--- START ---
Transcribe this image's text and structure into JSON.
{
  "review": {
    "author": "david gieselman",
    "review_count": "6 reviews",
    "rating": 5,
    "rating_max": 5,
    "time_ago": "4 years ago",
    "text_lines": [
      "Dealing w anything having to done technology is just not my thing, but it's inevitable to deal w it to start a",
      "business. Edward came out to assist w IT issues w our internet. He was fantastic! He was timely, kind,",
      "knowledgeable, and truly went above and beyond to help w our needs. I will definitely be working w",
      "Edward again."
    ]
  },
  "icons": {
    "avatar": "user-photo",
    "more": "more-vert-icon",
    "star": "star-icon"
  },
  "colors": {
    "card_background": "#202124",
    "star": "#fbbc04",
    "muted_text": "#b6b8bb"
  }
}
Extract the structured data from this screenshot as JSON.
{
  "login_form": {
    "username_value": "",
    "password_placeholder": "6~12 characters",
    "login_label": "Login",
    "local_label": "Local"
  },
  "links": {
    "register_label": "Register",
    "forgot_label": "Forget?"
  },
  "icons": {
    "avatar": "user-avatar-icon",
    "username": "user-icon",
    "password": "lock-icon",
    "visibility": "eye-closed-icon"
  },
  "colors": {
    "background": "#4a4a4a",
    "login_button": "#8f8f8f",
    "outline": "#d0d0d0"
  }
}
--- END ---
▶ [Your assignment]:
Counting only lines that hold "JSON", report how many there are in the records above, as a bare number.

▶ [Exercise response]:
2